Slash Boxes
NOTE: use Perl; is on undef hiatus. You can read content, but you can't post it. More info will be forthcoming forthcomingly.

All the Perl that's Practical to Extract and Report

use Perl Log In

Log In

[ Create a new account ]

acme (189)

  (email not shown publicly)

Leon Brocard (aka acme) is an orange-loving Perl eurohacker with many varied contributions to the Perl community, including the GraphViz module on the CPAN. YAPC::Europe was all his fault. He is still looking for a Perl Monger group he can start which begins with the letter 'D'.

Journal of acme (189)

Monday February 17, 2003
06:32 AM


[ #10623 ]
CPANSTATS has turned out pretty interesting and the results are pretty cool. However, the number of systems running it has stabilised at eighty.
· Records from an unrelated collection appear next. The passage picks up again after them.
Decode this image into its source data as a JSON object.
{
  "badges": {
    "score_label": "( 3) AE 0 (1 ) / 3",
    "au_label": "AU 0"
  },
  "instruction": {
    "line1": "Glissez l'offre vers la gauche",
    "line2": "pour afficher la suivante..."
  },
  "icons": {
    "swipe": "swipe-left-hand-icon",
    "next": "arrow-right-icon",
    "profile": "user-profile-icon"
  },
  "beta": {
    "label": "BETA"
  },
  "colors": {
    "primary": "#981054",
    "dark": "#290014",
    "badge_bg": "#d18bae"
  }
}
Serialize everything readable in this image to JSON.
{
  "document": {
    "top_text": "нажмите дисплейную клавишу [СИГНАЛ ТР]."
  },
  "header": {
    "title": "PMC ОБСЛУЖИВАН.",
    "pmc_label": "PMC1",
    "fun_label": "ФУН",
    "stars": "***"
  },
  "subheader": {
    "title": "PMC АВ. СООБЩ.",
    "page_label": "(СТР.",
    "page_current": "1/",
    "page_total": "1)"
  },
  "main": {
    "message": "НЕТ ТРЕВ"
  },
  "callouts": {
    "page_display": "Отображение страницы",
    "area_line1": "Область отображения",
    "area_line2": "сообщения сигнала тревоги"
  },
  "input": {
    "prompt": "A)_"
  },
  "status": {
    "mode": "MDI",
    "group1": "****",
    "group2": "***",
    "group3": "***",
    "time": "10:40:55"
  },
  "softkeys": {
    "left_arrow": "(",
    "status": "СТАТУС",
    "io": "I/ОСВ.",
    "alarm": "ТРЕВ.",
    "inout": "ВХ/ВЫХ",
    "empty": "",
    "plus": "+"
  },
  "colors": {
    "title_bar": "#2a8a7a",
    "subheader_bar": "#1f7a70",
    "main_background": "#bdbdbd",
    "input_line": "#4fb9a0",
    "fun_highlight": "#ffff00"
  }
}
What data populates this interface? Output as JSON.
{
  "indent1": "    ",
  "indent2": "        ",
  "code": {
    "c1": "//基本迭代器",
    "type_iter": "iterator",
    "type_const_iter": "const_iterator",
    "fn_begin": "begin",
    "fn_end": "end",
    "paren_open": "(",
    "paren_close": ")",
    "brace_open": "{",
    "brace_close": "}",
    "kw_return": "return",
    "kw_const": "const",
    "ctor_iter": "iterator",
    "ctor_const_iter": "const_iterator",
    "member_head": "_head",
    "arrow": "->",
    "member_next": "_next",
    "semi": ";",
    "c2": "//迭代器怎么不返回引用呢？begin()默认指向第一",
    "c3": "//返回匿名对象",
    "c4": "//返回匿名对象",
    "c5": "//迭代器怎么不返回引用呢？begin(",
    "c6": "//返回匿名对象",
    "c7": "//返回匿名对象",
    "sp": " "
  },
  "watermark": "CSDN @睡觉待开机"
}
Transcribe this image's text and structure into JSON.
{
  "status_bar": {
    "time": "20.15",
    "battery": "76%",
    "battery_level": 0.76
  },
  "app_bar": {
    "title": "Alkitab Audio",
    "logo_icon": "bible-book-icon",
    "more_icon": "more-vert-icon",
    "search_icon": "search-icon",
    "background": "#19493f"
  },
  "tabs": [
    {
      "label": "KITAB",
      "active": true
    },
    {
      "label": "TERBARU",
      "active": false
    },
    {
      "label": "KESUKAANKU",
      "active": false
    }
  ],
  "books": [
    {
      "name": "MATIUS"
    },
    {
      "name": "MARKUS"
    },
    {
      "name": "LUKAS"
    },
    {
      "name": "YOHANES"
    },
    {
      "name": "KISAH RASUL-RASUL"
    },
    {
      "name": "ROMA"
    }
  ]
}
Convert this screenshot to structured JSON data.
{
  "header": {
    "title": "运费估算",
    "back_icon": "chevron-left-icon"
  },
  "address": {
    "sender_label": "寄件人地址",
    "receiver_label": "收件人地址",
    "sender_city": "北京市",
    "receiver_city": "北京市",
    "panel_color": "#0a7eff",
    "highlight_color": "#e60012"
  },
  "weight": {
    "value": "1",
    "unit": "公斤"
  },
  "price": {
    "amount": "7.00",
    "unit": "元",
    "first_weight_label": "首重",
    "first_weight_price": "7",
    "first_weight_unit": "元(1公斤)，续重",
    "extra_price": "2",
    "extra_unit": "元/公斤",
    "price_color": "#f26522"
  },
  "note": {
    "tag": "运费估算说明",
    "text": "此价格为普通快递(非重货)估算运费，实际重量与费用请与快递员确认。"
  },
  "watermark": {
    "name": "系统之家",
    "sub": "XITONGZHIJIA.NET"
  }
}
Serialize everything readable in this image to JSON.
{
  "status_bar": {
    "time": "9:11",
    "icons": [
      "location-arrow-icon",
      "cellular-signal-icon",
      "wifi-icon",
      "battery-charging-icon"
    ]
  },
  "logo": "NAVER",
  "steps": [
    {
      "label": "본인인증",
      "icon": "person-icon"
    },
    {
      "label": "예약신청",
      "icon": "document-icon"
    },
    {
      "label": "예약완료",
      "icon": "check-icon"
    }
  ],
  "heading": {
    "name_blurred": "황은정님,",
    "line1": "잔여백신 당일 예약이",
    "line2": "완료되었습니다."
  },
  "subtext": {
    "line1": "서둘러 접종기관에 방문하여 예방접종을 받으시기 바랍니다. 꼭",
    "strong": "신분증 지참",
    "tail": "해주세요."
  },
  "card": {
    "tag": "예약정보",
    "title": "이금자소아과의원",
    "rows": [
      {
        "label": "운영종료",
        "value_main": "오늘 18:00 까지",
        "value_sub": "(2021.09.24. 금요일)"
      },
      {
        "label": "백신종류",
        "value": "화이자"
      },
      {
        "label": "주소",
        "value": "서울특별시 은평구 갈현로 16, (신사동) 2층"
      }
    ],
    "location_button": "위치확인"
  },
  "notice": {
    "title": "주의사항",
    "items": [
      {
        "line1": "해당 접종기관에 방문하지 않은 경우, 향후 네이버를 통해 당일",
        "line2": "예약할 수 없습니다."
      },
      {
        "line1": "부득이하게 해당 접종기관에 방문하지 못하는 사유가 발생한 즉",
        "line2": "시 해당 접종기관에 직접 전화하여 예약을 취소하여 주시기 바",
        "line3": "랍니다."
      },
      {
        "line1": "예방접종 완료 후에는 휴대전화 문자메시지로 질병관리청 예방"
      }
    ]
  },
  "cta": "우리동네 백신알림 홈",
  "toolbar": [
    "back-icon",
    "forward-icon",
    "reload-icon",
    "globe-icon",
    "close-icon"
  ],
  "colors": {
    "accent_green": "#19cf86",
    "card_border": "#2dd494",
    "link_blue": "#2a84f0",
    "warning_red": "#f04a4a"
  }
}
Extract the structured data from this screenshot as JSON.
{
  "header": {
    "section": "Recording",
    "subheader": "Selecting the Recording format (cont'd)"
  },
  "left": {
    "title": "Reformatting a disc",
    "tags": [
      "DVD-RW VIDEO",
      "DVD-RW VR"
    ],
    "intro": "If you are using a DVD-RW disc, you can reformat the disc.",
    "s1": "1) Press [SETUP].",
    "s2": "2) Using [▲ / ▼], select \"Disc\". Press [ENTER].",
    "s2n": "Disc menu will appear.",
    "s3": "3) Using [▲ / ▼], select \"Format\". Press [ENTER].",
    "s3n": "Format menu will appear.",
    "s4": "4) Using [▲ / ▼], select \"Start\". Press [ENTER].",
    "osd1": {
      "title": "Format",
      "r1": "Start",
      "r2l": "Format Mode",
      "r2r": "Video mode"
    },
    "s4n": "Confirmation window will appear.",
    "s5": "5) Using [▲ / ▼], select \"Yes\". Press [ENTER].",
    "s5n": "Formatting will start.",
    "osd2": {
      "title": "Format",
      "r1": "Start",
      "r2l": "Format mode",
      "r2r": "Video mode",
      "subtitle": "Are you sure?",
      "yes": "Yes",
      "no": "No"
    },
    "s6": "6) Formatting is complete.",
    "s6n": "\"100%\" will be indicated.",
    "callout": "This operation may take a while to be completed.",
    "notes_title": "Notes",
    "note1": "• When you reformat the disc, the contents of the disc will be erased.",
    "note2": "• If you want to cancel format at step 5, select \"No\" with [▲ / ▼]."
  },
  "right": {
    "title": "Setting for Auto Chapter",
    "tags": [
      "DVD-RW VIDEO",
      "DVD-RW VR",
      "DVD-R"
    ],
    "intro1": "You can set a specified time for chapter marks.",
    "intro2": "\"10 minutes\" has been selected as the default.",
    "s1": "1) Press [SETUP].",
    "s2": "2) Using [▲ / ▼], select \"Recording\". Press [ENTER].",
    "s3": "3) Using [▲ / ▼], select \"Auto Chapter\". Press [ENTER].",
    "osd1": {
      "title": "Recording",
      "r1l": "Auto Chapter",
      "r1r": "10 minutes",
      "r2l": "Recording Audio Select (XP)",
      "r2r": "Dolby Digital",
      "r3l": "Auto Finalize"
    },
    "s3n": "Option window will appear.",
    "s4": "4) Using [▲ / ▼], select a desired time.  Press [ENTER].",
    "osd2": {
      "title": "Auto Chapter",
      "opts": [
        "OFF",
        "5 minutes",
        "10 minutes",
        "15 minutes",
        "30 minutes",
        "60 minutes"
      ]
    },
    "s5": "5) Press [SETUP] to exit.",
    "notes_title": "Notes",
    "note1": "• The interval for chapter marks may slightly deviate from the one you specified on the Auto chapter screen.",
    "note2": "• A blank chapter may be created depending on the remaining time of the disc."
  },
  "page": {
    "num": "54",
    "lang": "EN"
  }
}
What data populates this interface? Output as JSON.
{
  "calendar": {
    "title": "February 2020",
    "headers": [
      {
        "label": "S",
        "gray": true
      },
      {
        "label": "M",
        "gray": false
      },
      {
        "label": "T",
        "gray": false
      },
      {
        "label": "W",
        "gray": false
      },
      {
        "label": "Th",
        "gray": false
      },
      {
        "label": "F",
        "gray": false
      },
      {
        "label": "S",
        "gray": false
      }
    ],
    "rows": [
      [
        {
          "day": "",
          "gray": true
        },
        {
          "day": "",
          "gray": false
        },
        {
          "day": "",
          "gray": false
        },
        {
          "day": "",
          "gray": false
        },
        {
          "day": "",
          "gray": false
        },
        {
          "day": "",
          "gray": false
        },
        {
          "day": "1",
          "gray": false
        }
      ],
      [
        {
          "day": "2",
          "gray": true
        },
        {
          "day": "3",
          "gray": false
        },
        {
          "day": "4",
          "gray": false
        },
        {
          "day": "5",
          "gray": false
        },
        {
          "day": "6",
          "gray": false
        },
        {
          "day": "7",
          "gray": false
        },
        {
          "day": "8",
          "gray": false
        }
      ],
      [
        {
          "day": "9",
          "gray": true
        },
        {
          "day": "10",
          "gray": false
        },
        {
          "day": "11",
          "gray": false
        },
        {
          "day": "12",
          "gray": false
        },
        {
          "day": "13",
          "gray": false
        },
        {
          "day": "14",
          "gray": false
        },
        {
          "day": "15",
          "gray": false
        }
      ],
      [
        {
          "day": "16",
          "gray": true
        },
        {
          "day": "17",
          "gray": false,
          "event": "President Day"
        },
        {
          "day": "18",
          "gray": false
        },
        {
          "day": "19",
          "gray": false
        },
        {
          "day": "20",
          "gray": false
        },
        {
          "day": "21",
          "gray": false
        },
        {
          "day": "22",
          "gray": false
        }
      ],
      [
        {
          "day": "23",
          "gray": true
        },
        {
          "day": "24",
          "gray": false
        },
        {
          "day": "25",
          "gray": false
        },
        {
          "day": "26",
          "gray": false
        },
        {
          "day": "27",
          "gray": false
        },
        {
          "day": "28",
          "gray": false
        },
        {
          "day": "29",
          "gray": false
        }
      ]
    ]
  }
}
This is obviously because only people who read my journal have installed it. I mean, who would install a script they downloaded off the Internet? ;-)

What we need now is to acheive critical mass. Get all the other people to take part in the project. The simple answer would be to integrate it into CPANPLUS. A great deal of people use CPANPLUS (and more will in the future if it gets into the Perl core). CPANPLUS tells you when it's out of date. The CPANSTATS results for it show that quite a few people are running the latest released version. Also, it removes a lot of my code by using the wonderful CPANPLUS::Backend. I'm always for deleting code...

It'll be new and exciting, but I haven't quite decided what it should do. Currently, I report stats for every module (eg CGI::Fast). Would it be simpler if I reported stats for each distribution (eg CGI in this case) instead? If it's built into CPANPLUS should it report stats automatically whenever you run it? Every week? Only if you explicitly tell it to? (By default, of course, it will be disabled). Does PAUSE contain historical data so I could show the release dates? Could it use collaborative filtering to suggest modules that you might like?

My brain is murky. The project could do a lot more, but at the moment I'm not quite sure what. Do you guys have any suggestions?

The Fine Print: The following comments are owned by whoever posted them. We are not responsible for them in any way.
More | Login | Reply
Loading... please wait.
  • distros (Score:4, Interesting)

    by darobin (1316) on 2003.02.17 8:22 (#17148) Homepage Journal

    I'd definitely find stats for distributions simpler, as some of them have many modules that are barely significant. I think it's the best level of granularity. Reporting whenever it's run or every week would seem fine to me, and while I agree that it ought to be off by default, I think it should strongly recommend turning it on (because it's fun!). Collaborative filtering would simply rock, if only for the gadget value. It could also give you the names of the five top people on CPAN you most want to buy a beer to.


    -- Robin Berjon []

  • You might also see if you can get it linked from there, minimally from the oudated FAQ (#10). I
    was actually just thinking of emailing Graham abuot this on your behalf yesterday, except I've
    been bugging him a bit recently already.
    Were that I say, pancakes?
  • Layout (Score:3, Interesting)

    by belg4mit (967) on 2003.02.17 11:39 (#17163) Homepage Journal
    You might also consider sorting by top level namespace en lieu of straight alphabetical?
    Especially since every component of large bundles
    get picked up.
    Were that I say, pancakes?
  • Do you guys have any suggestions?

    I guess I'm in a minority, but I liked the functionality that I sent you the patch for to let the cpanstats script (with its heavy dependancy demands) run on one perl, but report the modules of another perl. Will this be lost with the integration into CPANPLUS, or will the CPANPLUS version still be able to probe another perl?

  • I work behind a fairly restrictive firewall, which also demands a username/password.. For some weird reason, the env_proxy parameter that you pass into the code doesnt pick up the username/password environment variables (so the submission fails)

    However, PPM does work (just as a point of comparison, it uses HTTP as well, right ? ) Perhaps a way of sending statistics offline (do a -dryrun and mail the tar.gz somewhere ?) might work for a few ppl who dont have access to the net all the time (and its through a

    • Thanks, I'm keeping this in mind for the next CPANSTATS project. I'll be creating lots more stats, and there will be options to send it to the server using a variety of methods.